Corrin, W., S. Sepanik, R. Rosen, and A. Shane. 2016. “Addressing
Early Warning Indicators: Interim Impact Findings from the Investing in
Innovation (I3) Evaluation of Diplomas Now.” MDRC.

Dong, Nianbo, and Rebecca Maynard. 2013. “PowerUP!: A Tool for
Calculating Minimum Detectable Effect Sizes and Minimum Required Sample
Sizes for Experimental and Quasi-Experimental Design Studies.”
*Journal of Research on Educational Effectiveness* 6 (1): 24–67.

Dudoit, S., J. P. Shaffer, and J. C. Boldrick. 2003. “Multiple
Hypothesis Testing in Microarray Experiments.” *Statistical
Science* 18 (1): 71–103.

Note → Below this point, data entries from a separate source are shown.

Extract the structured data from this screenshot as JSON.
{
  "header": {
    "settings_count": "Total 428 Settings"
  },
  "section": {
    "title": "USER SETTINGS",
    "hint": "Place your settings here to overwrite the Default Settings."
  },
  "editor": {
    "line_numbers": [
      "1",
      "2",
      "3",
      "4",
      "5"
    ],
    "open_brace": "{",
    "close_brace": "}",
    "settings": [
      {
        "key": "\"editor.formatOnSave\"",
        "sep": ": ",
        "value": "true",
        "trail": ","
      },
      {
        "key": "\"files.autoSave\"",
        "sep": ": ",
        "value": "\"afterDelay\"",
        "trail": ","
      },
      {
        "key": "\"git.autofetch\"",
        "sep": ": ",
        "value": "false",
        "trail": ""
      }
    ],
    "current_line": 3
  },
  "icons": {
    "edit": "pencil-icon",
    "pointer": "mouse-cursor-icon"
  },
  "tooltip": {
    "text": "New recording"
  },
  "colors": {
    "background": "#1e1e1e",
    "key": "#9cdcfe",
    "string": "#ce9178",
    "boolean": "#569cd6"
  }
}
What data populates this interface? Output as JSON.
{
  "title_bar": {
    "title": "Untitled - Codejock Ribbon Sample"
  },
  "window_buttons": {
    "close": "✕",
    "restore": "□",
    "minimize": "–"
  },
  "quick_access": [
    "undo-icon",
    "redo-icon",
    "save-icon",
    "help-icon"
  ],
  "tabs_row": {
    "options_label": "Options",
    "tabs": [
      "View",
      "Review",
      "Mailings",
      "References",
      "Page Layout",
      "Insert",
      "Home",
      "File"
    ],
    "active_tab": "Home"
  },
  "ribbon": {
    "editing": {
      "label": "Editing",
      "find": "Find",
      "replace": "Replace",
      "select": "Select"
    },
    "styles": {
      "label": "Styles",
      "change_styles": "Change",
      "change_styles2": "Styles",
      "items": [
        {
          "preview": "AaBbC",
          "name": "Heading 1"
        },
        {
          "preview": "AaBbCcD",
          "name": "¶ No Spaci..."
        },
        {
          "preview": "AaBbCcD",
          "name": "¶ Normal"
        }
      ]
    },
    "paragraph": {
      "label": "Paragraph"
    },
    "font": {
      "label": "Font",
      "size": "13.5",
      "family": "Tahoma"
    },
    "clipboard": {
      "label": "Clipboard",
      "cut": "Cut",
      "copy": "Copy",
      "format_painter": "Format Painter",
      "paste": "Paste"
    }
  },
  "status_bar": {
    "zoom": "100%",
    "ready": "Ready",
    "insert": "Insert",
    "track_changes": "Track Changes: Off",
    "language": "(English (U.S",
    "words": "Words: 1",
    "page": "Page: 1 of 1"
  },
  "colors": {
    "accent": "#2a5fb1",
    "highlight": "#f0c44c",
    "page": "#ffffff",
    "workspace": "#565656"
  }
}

Gelman, A., J. Hill, and M. Yajima. 2007. *Data Analysis Using
Regression and Multilevel/Hierarchical Models*. Cambridge University
Press.

———. 2012. “Why We (Usually) Don’t Have to Worry about Multiple
Comparisons.” *Journal of Research on Educational
Effectiveness* 5: 189–211.

Hedges, Larry V., and Christopher Rhoads. 2010. “Statistical Power
Analysis in Education Research.” National Center for Special
Education Research. http://ies.ed.gov/ncser/pubs/20103006.

Porter, Kristin E. 2018. “Statistical Power in Evaluations That
Investigate Effects on Multiple Outcomes: A Guide for
Researchers.” *Journal of Research on Educational
Effectiveness* 11: 267–95.

Raudenbush, S. W., J. Spybrook, R. Congdon, X. Liu, A. Martinez, H.
Bloom, and C Hill. 2011. “Optimal Design Plus Empirical Evidence
(Version 3.0).” https://wtgrantfoundation.org/resource/optimal-design-with-empirical-information-od.

Schochet, Peter Z. 2008. “Guidelines for Multiple Testing in
Impact Evaluations of Educational Interventions. Final Report.”
Mathematica Policy Research, Inc. P.O. Box 2393, Princeton, NJ
08543-2393. https://eric.ed.gov/?id=ED502199.

Senn, Stephen, and Frank Bretz. 2007. “Power and Sample Size When
Multiple Endpoints Are Considered.” *Pharmaceutical
Statistics* 6: 161–70. https://onlinelibrary.wiley.com/doi/10.1002/pst.301.

Spybrook, Jessica, H. S. Bloom, Richard Congdon, Carolyn J. Hill, Andres
Martinez, and Stephen W. Raudenbush. 2011. “Optimal Design Plus
Empirical Evidence: Documentation for the ‘Optimal Design’
Software Version 3.0.” https://wtgrantfoundation.org/resource/optimal-design-with-empirical-information-od.

Westfall, Peter H, R. D. Tobias, and R. D. Wolfinger. 2011. *Multiple
Comparisons and Multiple Tests Using SAS*. The SAS Institute.

Other options include nonparametric or Bayesian methods, but these are less prevalent in applied research (for example, see Gelman, Hill, and Yajima (2012), Gelman, Hill, and Yajima (2007)).↩︎

The update() method re-runs the underlying call of pump_mdes(), pump_sample(), or pump_power() with the revised set of design parameters. You can even change which call to use via the type parameter.↩︎

The package does not show power for these without adjustment for multiple testing, as that power would be grossly inflated and meaningless.↩︎

The points on the plots show the evaluated simulation trials, with larger points corresponding to more iterations and greater precision.↩︎